Element data from apps and pages
++++++
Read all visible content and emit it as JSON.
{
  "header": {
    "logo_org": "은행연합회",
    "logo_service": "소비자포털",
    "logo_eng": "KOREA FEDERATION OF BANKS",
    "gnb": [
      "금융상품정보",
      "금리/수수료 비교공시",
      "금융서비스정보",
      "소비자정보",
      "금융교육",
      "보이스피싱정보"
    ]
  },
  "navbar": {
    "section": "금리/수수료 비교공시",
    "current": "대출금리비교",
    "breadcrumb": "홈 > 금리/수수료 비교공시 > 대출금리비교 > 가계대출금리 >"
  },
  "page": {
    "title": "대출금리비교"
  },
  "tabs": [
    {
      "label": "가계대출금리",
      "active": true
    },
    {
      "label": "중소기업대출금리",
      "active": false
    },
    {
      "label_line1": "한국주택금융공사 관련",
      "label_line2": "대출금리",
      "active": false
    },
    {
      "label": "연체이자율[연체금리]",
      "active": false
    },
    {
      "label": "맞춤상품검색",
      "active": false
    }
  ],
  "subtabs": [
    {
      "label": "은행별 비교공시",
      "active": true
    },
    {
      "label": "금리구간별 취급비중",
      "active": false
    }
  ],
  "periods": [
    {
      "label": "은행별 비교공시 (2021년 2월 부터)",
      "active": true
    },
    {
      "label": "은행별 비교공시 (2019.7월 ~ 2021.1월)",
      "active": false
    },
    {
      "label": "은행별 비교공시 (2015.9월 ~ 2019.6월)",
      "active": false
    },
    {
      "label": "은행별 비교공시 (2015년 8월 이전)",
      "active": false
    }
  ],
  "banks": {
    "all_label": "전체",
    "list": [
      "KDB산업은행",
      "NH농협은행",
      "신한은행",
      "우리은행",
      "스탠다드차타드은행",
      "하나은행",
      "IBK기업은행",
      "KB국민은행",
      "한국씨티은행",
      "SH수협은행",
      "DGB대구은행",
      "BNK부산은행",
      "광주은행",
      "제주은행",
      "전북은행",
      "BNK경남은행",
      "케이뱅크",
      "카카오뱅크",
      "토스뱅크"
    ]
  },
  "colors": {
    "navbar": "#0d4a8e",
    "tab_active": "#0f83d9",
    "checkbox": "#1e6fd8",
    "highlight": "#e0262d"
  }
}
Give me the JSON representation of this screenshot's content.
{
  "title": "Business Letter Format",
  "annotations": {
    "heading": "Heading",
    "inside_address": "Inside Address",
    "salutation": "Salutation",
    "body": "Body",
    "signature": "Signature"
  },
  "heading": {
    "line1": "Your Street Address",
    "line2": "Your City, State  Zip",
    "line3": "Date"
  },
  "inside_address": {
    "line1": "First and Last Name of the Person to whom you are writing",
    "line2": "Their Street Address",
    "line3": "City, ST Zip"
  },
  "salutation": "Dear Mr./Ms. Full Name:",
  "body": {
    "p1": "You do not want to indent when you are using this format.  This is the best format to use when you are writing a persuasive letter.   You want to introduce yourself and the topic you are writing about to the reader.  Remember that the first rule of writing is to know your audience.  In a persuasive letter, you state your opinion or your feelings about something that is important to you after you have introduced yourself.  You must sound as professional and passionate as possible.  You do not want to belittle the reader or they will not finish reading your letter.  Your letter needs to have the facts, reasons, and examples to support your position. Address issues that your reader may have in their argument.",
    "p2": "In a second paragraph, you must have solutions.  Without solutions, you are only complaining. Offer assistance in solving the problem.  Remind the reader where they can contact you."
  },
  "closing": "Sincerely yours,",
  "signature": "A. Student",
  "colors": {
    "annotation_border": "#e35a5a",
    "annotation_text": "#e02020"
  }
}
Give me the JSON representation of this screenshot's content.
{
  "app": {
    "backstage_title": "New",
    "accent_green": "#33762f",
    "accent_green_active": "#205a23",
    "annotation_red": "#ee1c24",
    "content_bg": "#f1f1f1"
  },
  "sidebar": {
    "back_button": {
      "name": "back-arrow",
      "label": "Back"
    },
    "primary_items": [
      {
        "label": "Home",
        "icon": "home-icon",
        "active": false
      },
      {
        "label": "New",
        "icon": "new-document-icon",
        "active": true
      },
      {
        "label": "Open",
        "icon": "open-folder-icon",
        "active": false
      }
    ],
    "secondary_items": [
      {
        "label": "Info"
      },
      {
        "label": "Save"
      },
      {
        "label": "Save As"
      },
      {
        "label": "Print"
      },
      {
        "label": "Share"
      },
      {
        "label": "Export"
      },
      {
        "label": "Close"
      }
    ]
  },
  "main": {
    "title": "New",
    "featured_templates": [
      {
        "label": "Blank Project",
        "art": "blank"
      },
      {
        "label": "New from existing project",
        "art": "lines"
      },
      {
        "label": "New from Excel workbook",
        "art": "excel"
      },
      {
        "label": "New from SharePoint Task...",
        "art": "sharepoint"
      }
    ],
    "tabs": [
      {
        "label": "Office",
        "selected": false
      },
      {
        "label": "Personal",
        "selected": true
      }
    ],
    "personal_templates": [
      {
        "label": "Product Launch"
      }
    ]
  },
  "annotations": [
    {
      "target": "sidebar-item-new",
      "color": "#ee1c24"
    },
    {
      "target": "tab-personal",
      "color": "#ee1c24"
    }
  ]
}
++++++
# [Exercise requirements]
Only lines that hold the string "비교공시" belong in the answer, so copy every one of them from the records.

# [Answer box]
      "금리/수수료 비교공시",
    "section": "금리/수수료 비교공시",
    "breadcrumb": "홈 > 금리/수수료 비교공시 > 대출금리비교 > 가계대출금리 >"
      "label": "은행별 비교공시",
      "label": "은행별 비교공시 (2021년 2월 부터)",
      "label": "은행별 비교공시 (2019.7월 ~ 2021.1월)",
      "label": "은행별 비교공시 (2015.9월 ~ 2019.6월)",
      "label": "은행별 비교공시 (2015년 8월 이전)",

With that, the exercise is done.